A bony protrusion or exocytosis that affects the midline of the hard palate or roof of the mouth.
The lesions can appear lobular, nodular, or spindle-shaped in appearance.
Approximately 20% of the population has at least a small lesion, which may not be noticed until middle age.
The lesions extend symmetrically from the midline.
Lesions are on the average about 2 cm in size and grow slowly.
Clinically appears smooth, broad-based, firm and has normal overlying mucosa.
While single lesions are most common, multiple lesions may be present.
More frequent among females.
Occurs twice as often in women as in men.
Increase frequency in Asians, Native Americans, and Inuit Eskimos.
Etiology thought to be genetic.
With advancing age the size of the lesions may decrease as bony resorption occurs.
May be associated with irritation from trauma, and secondary ulcerations, infection and bleeding may occur.
May interfere with the utilization of dentures.

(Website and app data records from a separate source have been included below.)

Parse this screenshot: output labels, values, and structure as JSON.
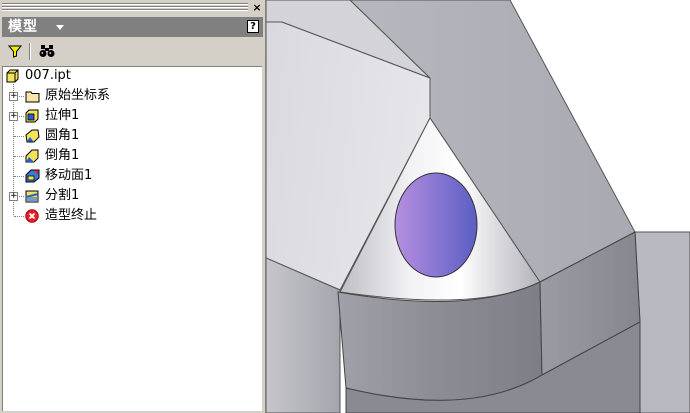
{
  "panel": {
    "title": "模型",
    "close_glyph": "×",
    "help_glyph": "?",
    "toolbar": {
      "filter_icon": "funnel-icon",
      "find_icon": "binoculars-icon"
    }
  },
  "tree": {
    "root": {
      "label": "007.ipt",
      "icon": "part-icon"
    },
    "items": [
      {
        "label": "原始坐标系",
        "icon": "folder-icon",
        "expandable": true
      },
      {
        "label": "拉伸1",
        "icon": "extrude-icon",
        "expandable": true
      },
      {
        "label": "圆角1",
        "icon": "fillet-icon",
        "expandable": false
      },
      {
        "label": "倒角1",
        "icon": "chamfer-icon",
        "expandable": false
      },
      {
        "label": "移动面1",
        "icon": "move-face-icon",
        "expandable": false
      },
      {
        "label": "分割1",
        "icon": "split-icon",
        "expandable": true
      },
      {
        "label": "造型终止",
        "icon": "end-of-part-icon",
        "expandable": false
      }
    ]
  },
  "colors": {
    "panel_bg": "#d4d0c8",
    "title_bg": "#808080",
    "end_of_part": "#e31e24",
    "ellipse_light": "#b68fe0",
    "ellipse_dark": "#5b5ec4"
  }
}
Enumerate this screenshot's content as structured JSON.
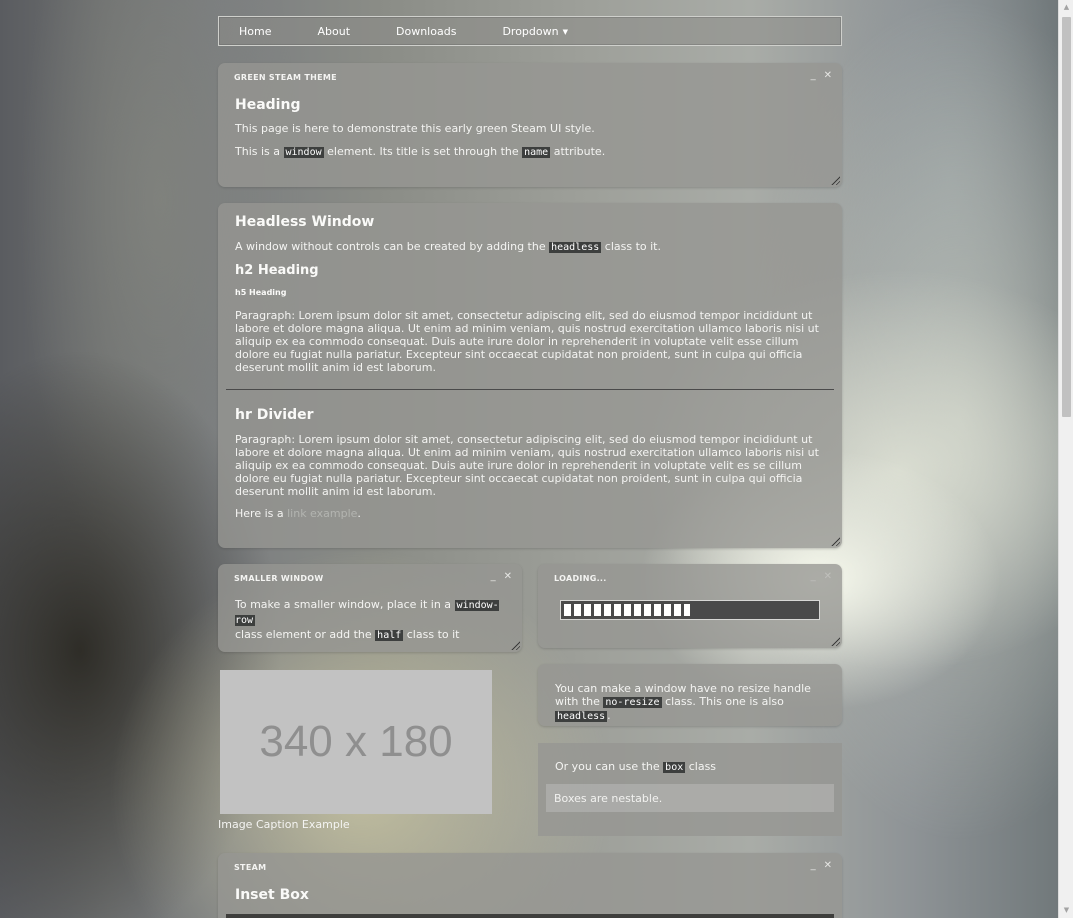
{
  "nav": {
    "items": [
      "Home",
      "About",
      "Downloads",
      "Dropdown"
    ]
  },
  "win1": {
    "title": "GREEN STEAM THEME",
    "heading": "Heading",
    "p1": "This page is here to demonstrate this early green Steam UI style.",
    "p2_before": "This is a ",
    "p2_code1": "window",
    "p2_mid": " element. Its title is set through the ",
    "p2_code2": "name",
    "p2_after": " attribute."
  },
  "win2": {
    "heading": "Headless Window",
    "p_before": "A window without controls can be created by adding the ",
    "p_code": "headless",
    "p_after": " class to it.",
    "h2": "h2 Heading",
    "h5": "h5 Heading",
    "para1": "Paragraph: Lorem ipsum dolor sit amet, consectetur adipiscing elit, sed do eiusmod tempor incididunt ut labore et dolore magna aliqua. Ut enim ad minim veniam, quis nostrud exercitation ullamco laboris nisi ut aliquip ex ea commodo consequat. Duis aute irure dolor in reprehenderit in voluptate velit esse cillum dolore eu fugiat nulla pariatur. Excepteur sint occaecat cupidatat non proident, sunt in culpa qui officia deserunt mollit anim id est laborum.",
    "hr_heading": "hr Divider",
    "para2": "Paragraph: Lorem ipsum dolor sit amet, consectetur adipiscing elit, sed do eiusmod tempor incididunt ut labore et dolore magna aliqua. Ut enim ad minim veniam, quis nostrud exercitation ullamco laboris nisi ut aliquip ex ea commodo consequat. Duis aute irure dolor in reprehenderit in voluptate velit es se cillum dolore eu fugiat nulla pariatur. Excepteur sint occaecat cupidatat non proident, sunt in culpa qui officia deserunt mollit anim id est laborum.",
    "link_before": "Here is a ",
    "link_text": "link example",
    "link_after": "."
  },
  "win3": {
    "title": "SMALLER WINDOW",
    "p_before": "To make a smaller window, place it in a ",
    "code1": "window-row",
    "p_mid": "class element or add the ",
    "code2": "half",
    "p_after": " class to it"
  },
  "win4": {
    "title": "LOADING...",
    "progress": 0.5
  },
  "win5": {
    "p_before": "You can make a window have no resize handle with the ",
    "code1": "no-resize",
    "p_mid": " class. This one is also ",
    "code2": "headless",
    "p_after": "."
  },
  "box": {
    "p_before": "Or you can use the ",
    "code": "box",
    "p_after": " class",
    "inner": "Boxes are nestable."
  },
  "image": {
    "placeholder": "340 x 180",
    "caption": "Image Caption Example"
  },
  "win6": {
    "title": "STEAM",
    "heading": "Inset Box"
  },
  "controls": {
    "minimize": "_",
    "close": "✕"
  }
}
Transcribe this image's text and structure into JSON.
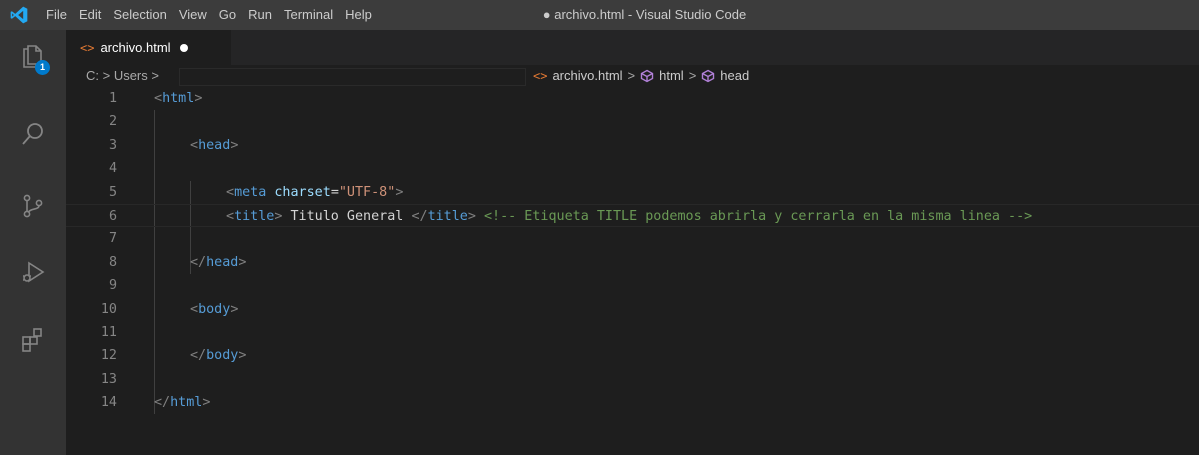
{
  "app": {
    "window_title": "● archivo.html - Visual Studio Code",
    "menu": [
      "File",
      "Edit",
      "Selection",
      "View",
      "Go",
      "Run",
      "Terminal",
      "Help"
    ]
  },
  "activity_bar": {
    "items": [
      {
        "icon": "files-icon",
        "badge": "1"
      },
      {
        "icon": "search-icon"
      },
      {
        "icon": "source-control-icon"
      },
      {
        "icon": "run-debug-icon"
      },
      {
        "icon": "extensions-icon"
      }
    ]
  },
  "tab": {
    "filename": "archivo.html",
    "modified": true
  },
  "breadcrumb": {
    "path_start": "C: > Users >",
    "file": "archivo.html",
    "symbols": [
      "html",
      "head"
    ]
  },
  "editor": {
    "lines": [
      {
        "n": "1",
        "tokens": [
          [
            "tg",
            "<"
          ],
          [
            "tn",
            "html"
          ],
          [
            "tg",
            ">"
          ]
        ],
        "indent": 0
      },
      {
        "n": "2",
        "tokens": [],
        "indent": 0
      },
      {
        "n": "3",
        "tokens": [
          [
            "tg",
            "<"
          ],
          [
            "tn",
            "head"
          ],
          [
            "tg",
            ">"
          ]
        ],
        "indent": 1
      },
      {
        "n": "4",
        "tokens": [],
        "indent": 0
      },
      {
        "n": "5",
        "tokens": [
          [
            "tg",
            "<"
          ],
          [
            "tn",
            "meta"
          ],
          [
            "tx",
            " "
          ],
          [
            "at",
            "charset"
          ],
          [
            "tx",
            "="
          ],
          [
            "st",
            "\"UTF-8\""
          ],
          [
            "tg",
            ">"
          ]
        ],
        "indent": 2
      },
      {
        "n": "6",
        "tokens": [
          [
            "tg",
            "<"
          ],
          [
            "tn",
            "title"
          ],
          [
            "tg",
            ">"
          ],
          [
            "tx",
            " Titulo General "
          ],
          [
            "tg",
            "</"
          ],
          [
            "tn",
            "title"
          ],
          [
            "tg",
            ">"
          ],
          [
            "tx",
            " "
          ],
          [
            "cm",
            "<!-- Etiqueta TITLE podemos abrirla y cerrarla en la misma linea -->"
          ]
        ],
        "indent": 2
      },
      {
        "n": "7",
        "tokens": [],
        "indent": 0
      },
      {
        "n": "8",
        "tokens": [
          [
            "tg",
            "</"
          ],
          [
            "tn",
            "head"
          ],
          [
            "tg",
            ">"
          ]
        ],
        "indent": 1
      },
      {
        "n": "9",
        "tokens": [],
        "indent": 0
      },
      {
        "n": "10",
        "tokens": [
          [
            "tg",
            "<"
          ],
          [
            "tn",
            "body"
          ],
          [
            "tg",
            ">"
          ]
        ],
        "indent": 1
      },
      {
        "n": "11",
        "tokens": [],
        "indent": 0
      },
      {
        "n": "12",
        "tokens": [
          [
            "tg",
            "</"
          ],
          [
            "tn",
            "body"
          ],
          [
            "tg",
            ">"
          ]
        ],
        "indent": 1
      },
      {
        "n": "13",
        "tokens": [],
        "indent": 0
      },
      {
        "n": "14",
        "tokens": [
          [
            "tg",
            "</"
          ],
          [
            "tn",
            "html"
          ],
          [
            "tg",
            ">"
          ]
        ],
        "indent": 0
      }
    ],
    "current_line": 6
  },
  "colors": {
    "tag_bracket": "#808080",
    "tag_name": "#569cd6",
    "attribute": "#9cdcfe",
    "string": "#ce9178",
    "comment": "#6a9955",
    "accent": "#007acc"
  }
}
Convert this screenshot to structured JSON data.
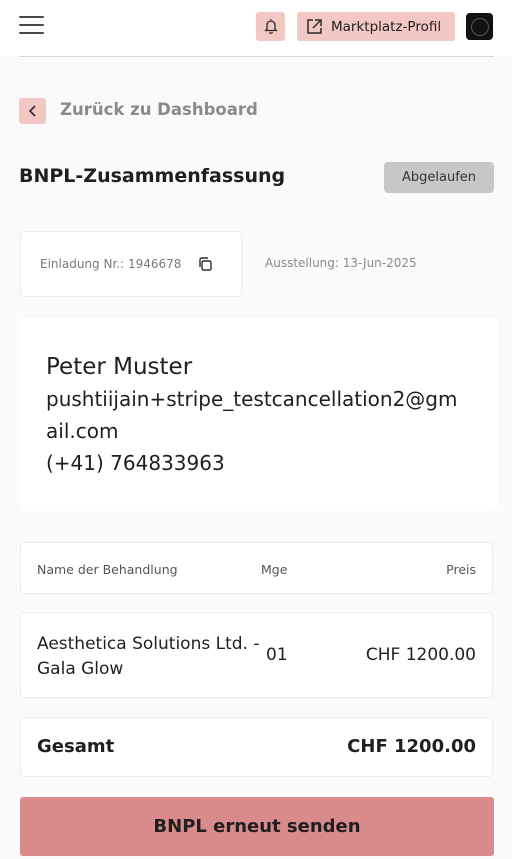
{
  "header": {
    "marketplace_label": "Marktplatz-Profil"
  },
  "nav": {
    "back_label": "Zurück zu Dashboard"
  },
  "summary": {
    "title": "BNPL-Zusammenfassung",
    "status": "Abgelaufen"
  },
  "invoice": {
    "number_label": "Einladung Nr.: 1946678",
    "issue_label": "Ausstellung: 13-Jun-2025"
  },
  "customer": {
    "name": "Peter Muster",
    "email": "pushtiijain+stripe_testcancellation2@gmail.com",
    "phone": "(+41) 764833963"
  },
  "table": {
    "headers": [
      "Name der Behandlung",
      "Mge",
      "Preis"
    ],
    "rows": [
      {
        "name": "Aesthetica Solutions Ltd. - Gala Glow",
        "qty": "01",
        "price": "CHF 1200.00"
      }
    ],
    "total_label": "Gesamt",
    "total_value": "CHF 1200.00"
  },
  "actions": {
    "resend_label": "BNPL erneut senden"
  },
  "colors": {
    "accent_pink": "#f2c7c4",
    "button_rose": "#d98b8b",
    "badge_grey": "#c8c6c6"
  },
  "icons": {
    "menu": "hamburger-icon",
    "bell": "bell-icon",
    "external": "external-link-icon",
    "back": "chevron-left-icon",
    "copy": "copy-icon"
  }
}
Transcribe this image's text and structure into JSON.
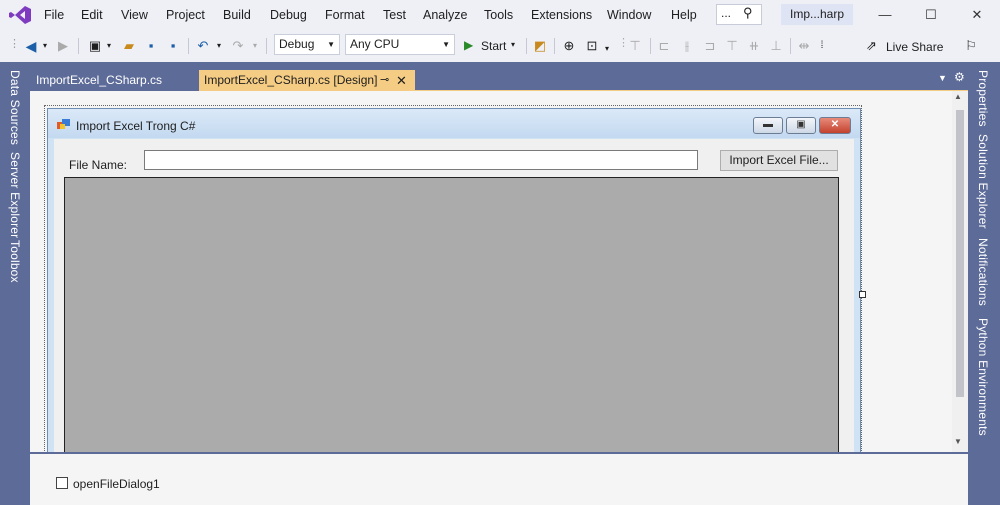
{
  "menu": {
    "items": [
      "File",
      "Edit",
      "View",
      "Project",
      "Build",
      "Debug",
      "Format",
      "Test",
      "Analyze",
      "Tools",
      "Extensions",
      "Window",
      "Help"
    ],
    "search_dots": "...",
    "title_badge": "Imp...harp"
  },
  "window_controls": {
    "minimize": "—",
    "maximize": "☐",
    "close": "✕"
  },
  "toolbar": {
    "config": "Debug",
    "platform": "Any CPU",
    "start": "Start",
    "live_share": "Live Share"
  },
  "left_rail": [
    "Data Sources",
    "Server Explorer",
    "Toolbox"
  ],
  "right_rail": [
    "Properties",
    "Solution Explorer",
    "Notifications",
    "Python Environments"
  ],
  "tabs": [
    {
      "label": "ImportExcel_CSharp.cs",
      "active": false
    },
    {
      "label": "ImportExcel_CSharp.cs [Design]",
      "active": true
    }
  ],
  "form": {
    "title": "Import Excel Trong C#",
    "file_name_label": "File Name:",
    "file_name_value": "",
    "import_button": "Import Excel File..."
  },
  "tray": {
    "component": "openFileDialog1"
  },
  "colors": {
    "rail": "#5d6b99",
    "active_tab": "#f5cc84",
    "grid": "#ababab",
    "accent": "#68217a"
  }
}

Rarely requires treatment, which involves removal of the bony protuberance with surgery.